PROVIDED DATA:
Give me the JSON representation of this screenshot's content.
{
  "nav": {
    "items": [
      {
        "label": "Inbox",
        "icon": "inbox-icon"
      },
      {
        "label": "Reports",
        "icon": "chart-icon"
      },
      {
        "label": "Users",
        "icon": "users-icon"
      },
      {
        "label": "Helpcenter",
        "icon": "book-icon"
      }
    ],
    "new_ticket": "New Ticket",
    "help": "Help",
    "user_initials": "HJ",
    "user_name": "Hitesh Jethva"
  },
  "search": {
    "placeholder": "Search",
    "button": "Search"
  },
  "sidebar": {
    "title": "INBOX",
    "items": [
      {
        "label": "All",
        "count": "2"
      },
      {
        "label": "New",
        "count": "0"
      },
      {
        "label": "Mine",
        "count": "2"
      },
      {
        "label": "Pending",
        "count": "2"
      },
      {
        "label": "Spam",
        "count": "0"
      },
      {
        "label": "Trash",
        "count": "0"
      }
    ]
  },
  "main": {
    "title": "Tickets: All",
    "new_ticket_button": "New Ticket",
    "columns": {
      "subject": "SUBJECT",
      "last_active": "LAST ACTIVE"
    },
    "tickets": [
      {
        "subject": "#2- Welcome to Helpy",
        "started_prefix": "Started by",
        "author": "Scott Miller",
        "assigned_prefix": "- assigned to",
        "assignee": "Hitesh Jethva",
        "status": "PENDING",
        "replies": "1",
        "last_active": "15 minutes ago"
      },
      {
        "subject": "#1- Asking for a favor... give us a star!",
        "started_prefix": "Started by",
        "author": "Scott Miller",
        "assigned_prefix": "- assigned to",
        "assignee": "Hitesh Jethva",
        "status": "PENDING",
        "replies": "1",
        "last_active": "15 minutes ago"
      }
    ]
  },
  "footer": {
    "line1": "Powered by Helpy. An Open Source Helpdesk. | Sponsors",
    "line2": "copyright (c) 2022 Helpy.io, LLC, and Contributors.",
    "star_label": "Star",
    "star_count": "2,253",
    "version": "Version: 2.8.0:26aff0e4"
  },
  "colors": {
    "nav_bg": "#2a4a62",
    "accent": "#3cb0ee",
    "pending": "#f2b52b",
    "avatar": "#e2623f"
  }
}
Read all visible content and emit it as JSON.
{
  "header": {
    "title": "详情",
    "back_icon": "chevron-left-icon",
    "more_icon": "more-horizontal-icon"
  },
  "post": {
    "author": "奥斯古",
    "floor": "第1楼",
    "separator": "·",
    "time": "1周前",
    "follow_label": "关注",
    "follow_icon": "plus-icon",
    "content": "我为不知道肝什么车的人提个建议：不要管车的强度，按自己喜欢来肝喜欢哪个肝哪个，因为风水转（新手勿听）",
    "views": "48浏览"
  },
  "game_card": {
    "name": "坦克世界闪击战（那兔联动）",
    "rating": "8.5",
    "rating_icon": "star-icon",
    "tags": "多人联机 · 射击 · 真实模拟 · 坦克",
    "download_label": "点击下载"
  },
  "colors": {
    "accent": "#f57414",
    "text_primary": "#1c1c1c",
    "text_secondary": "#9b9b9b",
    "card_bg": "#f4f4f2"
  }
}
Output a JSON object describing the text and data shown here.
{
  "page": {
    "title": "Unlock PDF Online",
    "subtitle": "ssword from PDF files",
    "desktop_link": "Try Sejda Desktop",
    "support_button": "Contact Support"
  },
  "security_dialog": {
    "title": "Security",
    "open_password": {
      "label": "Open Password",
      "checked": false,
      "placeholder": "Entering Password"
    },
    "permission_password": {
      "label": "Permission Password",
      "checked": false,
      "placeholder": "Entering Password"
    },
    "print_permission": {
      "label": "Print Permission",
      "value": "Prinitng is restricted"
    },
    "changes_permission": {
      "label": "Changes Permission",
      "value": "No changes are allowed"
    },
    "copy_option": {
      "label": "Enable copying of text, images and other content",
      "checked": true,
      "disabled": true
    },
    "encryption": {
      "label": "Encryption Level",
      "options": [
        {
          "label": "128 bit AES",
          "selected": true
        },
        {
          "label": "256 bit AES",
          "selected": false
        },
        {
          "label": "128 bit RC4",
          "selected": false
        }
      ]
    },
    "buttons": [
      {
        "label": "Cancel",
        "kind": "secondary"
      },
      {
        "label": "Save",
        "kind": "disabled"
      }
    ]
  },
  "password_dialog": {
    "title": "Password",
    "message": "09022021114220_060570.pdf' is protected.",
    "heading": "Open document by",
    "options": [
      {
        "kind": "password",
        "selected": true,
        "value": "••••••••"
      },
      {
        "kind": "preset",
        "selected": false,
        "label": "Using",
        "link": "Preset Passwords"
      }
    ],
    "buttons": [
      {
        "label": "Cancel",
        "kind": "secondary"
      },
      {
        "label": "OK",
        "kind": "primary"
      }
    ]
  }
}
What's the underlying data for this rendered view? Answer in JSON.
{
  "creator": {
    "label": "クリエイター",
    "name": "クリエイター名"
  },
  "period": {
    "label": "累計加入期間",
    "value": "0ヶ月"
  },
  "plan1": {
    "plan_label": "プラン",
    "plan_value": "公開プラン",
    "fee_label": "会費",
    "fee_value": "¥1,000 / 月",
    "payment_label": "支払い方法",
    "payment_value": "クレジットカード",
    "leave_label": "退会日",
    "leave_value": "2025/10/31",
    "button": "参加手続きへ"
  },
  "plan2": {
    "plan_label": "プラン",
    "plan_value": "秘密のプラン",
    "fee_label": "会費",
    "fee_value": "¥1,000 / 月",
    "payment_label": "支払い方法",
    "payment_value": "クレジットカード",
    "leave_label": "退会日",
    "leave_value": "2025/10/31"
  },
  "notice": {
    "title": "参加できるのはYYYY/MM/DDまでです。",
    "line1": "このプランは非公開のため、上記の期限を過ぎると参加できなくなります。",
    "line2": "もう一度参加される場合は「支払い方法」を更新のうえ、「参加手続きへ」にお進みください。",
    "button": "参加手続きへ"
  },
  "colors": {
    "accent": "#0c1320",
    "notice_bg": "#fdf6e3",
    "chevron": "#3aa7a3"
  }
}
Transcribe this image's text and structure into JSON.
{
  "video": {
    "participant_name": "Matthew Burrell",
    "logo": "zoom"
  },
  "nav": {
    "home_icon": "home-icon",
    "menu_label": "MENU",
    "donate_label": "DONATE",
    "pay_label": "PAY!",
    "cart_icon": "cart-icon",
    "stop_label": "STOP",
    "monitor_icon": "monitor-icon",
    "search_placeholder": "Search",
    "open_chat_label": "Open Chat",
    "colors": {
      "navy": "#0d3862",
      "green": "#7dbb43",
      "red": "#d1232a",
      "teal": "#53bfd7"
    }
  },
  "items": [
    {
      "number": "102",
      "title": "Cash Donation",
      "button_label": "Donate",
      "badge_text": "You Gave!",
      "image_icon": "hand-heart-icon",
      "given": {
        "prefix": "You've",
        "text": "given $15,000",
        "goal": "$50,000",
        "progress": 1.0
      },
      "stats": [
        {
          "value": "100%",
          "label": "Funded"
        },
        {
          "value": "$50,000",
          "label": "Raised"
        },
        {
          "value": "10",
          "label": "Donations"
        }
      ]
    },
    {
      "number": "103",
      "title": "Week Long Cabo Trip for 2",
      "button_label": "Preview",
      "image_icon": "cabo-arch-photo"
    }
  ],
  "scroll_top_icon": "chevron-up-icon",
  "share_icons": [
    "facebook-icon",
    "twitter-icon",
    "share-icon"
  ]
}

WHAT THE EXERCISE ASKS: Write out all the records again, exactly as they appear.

TASK RESULT:
Give me the JSON representation of this screenshot's content.
{
  "nav": {
    "items": [
      {
        "label": "Inbox",
        "icon": "inbox-icon"
      },
      {
        "label": "Reports",
        "icon": "chart-icon"
      },
      {
        "label": "Users",
        "icon": "users-icon"
      },
      {
        "label": "Helpcenter",
        "icon": "book-icon"
      }
    ],
    "new_ticket": "New Ticket",
    "help": "Help",
    "user_initials": "HJ",
    "user_name": "Hitesh Jethva"
  },
  "search": {
    "placeholder": "Search",
    "button": "Search"
  },
  "sidebar": {
    "title": "INBOX",
    "items": [
      {
        "label": "All",
        "count": "2"
      },
      {
        "label": "New",
        "count": "0"
      },
      {
        "label": "Mine",
        "count": "2"
      },
      {
        "label": "Pending",
        "count": "2"
      },
      {
        "label": "Spam",
        "count": "0"
      },
      {
        "label": "Trash",
        "count": "0"
      }
    ]
  },
  "main": {
    "title": "Tickets: All",
    "new_ticket_button": "New Ticket",
    "columns": {
      "subject": "SUBJECT",
      "last_active": "LAST ACTIVE"
    },
    "tickets": [
      {
        "subject": "#2- Welcome to Helpy",
        "started_prefix": "Started by",
        "author": "Scott Miller",
        "assigned_prefix": "- assigned to",
        "assignee": "Hitesh Jethva",
        "status": "PENDING",
        "replies": "1",
        "last_active": "15 minutes ago"
      },
      {
        "subject": "#1- Asking for a favor... give us a star!",
        "started_prefix": "Started by",
        "author": "Scott Miller",
        "assigned_prefix": "- assigned to",
        "assignee": "Hitesh Jethva",
        "status": "PENDING",
        "replies": "1",
        "last_active": "15 minutes ago"
      }
    ]
  },
  "footer": {
    "line1": "Powered by Helpy. An Open Source Helpdesk. | Sponsors",
    "line2": "copyright (c) 2022 Helpy.io, LLC, and Contributors.",
    "star_label": "Star",
    "star_count": "2,253",
    "version": "Version: 2.8.0:26aff0e4"
  },
  "colors": {
    "nav_bg": "#2a4a62",
    "accent": "#3cb0ee",
    "pending": "#f2b52b",
    "avatar": "#e2623f"
  }
}
Read all visible content and emit it as JSON.
{
  "header": {
    "title": "详情",
    "back_icon": "chevron-left-icon",
    "more_icon": "more-horizontal-icon"
  },
  "post": {
    "author": "奥斯古",
    "floor": "第1楼",
    "separator": "·",
    "time": "1周前",
    "follow_label": "关注",
    "follow_icon": "plus-icon",
    "content": "我为不知道肝什么车的人提个建议：不要管车的强度，按自己喜欢来肝喜欢哪个肝哪个，因为风水转（新手勿听）",
    "views": "48浏览"
  },
  "game_card": {
    "name": "坦克世界闪击战（那兔联动）",
    "rating": "8.5",
    "rating_icon": "star-icon",
    "tags": "多人联机 · 射击 · 真实模拟 · 坦克",
    "download_label": "点击下载"
  },
  "colors": {
    "accent": "#f57414",
    "text_primary": "#1c1c1c",
    "text_secondary": "#9b9b9b",
    "card_bg": "#f4f4f2"
  }
}
Output a JSON object describing the text and data shown here.
{
  "page": {
    "title": "Unlock PDF Online",
    "subtitle": "ssword from PDF files",
    "desktop_link": "Try Sejda Desktop",
    "support_button": "Contact Support"
  },
  "security_dialog": {
    "title": "Security",
    "open_password": {
      "label": "Open Password",
      "checked": false,
      "placeholder": "Entering Password"
    },
    "permission_password": {
      "label": "Permission Password",
      "checked": false,
      "placeholder": "Entering Password"
    },
    "print_permission": {
      "label": "Print Permission",
      "value": "Prinitng is restricted"
    },
    "changes_permission": {
      "label": "Changes Permission",
      "value": "No changes are allowed"
    },
    "copy_option": {
      "label": "Enable copying of text, images and other content",
      "checked": true,
      "disabled": true
    },
    "encryption": {
      "label": "Encryption Level",
      "options": [
        {
          "label": "128 bit AES",
          "selected": true
        },
        {
          "label": "256 bit AES",
          "selected": false
        },
        {
          "label": "128 bit RC4",
          "selected": false
        }
      ]
    },
    "buttons": [
      {
        "label": "Cancel",
        "kind": "secondary"
      },
      {
        "label": "Save",
        "kind": "disabled"
      }
    ]
  },
  "password_dialog": {
    "title": "Password",
    "message": "09022021114220_060570.pdf' is protected.",
    "heading": "Open document by",
    "options": [
      {
        "kind": "password",
        "selected": true,
        "value": "••••••••"
      },
      {
        "kind": "preset",
        "selected": false,
        "label": "Using",
        "link": "Preset Passwords"
      }
    ],
    "buttons": [
      {
        "label": "Cancel",
        "kind": "secondary"
      },
      {
        "label": "OK",
        "kind": "primary"
      }
    ]
  }
}
What's the underlying data for this rendered view? Answer in JSON.
{
  "creator": {
    "label": "クリエイター",
    "name": "クリエイター名"
  },
  "period": {
    "label": "累計加入期間",
    "value": "0ヶ月"
  },
  "plan1": {
    "plan_label": "プラン",
    "plan_value": "公開プラン",
    "fee_label": "会費",
    "fee_value": "¥1,000 / 月",
    "payment_label": "支払い方法",
    "payment_value": "クレジットカード",
    "leave_label": "退会日",
    "leave_value": "2025/10/31",
    "button": "参加手続きへ"
  },
  "plan2": {
    "plan_label": "プラン",
    "plan_value": "秘密のプラン",
    "fee_label": "会費",
    "fee_value": "¥1,000 / 月",
    "payment_label": "支払い方法",
    "payment_value": "クレジットカード",
    "leave_label": "退会日",
    "leave_value": "2025/10/31"
  },
  "notice": {
    "title": "参加できるのはYYYY/MM/DDまでです。",
    "line1": "このプランは非公開のため、上記の期限を過ぎると参加できなくなります。",
    "line2": "もう一度参加される場合は「支払い方法」を更新のうえ、「参加手続きへ」にお進みください。",
    "button": "参加手続きへ"
  },
  "colors": {
    "accent": "#0c1320",
    "notice_bg": "#fdf6e3",
    "chevron": "#3aa7a3"
  }
}
Transcribe this image's text and structure into JSON.
{
  "video": {
    "participant_name": "Matthew Burrell",
    "logo": "zoom"
  },
  "nav": {
    "home_icon": "home-icon",
    "menu_label": "MENU",
    "donate_label": "DONATE",
    "pay_label": "PAY!",
    "cart_icon": "cart-icon",
    "stop_label": "STOP",
    "monitor_icon": "monitor-icon",
    "search_placeholder": "Search",
    "open_chat_label": "Open Chat",
    "colors": {
      "navy": "#0d3862",
      "green": "#7dbb43",
      "red": "#d1232a",
      "teal": "#53bfd7"
    }
  },
  "items": [
    {
      "number": "102",
      "title": "Cash Donation",
      "button_label": "Donate",
      "badge_text": "You Gave!",
      "image_icon": "hand-heart-icon",
      "given": {
        "prefix": "You've",
        "text": "given $15,000",
        "goal": "$50,000",
        "progress": 1.0
      },
      "stats": [
        {
          "value": "100%",
          "label": "Funded"
        },
        {
          "value": "$50,000",
          "label": "Raised"
        },
        {
          "value": "10",
          "label": "Donations"
        }
      ]
    },
    {
      "number": "103",
      "title": "Week Long Cabo Trip for 2",
      "button_label": "Preview",
      "image_icon": "cabo-arch-photo"
    }
  ],
  "scroll_top_icon": "chevron-up-icon",
  "share_icons": [
    "facebook-icon",
    "twitter-icon",
    "share-icon"
  ]
}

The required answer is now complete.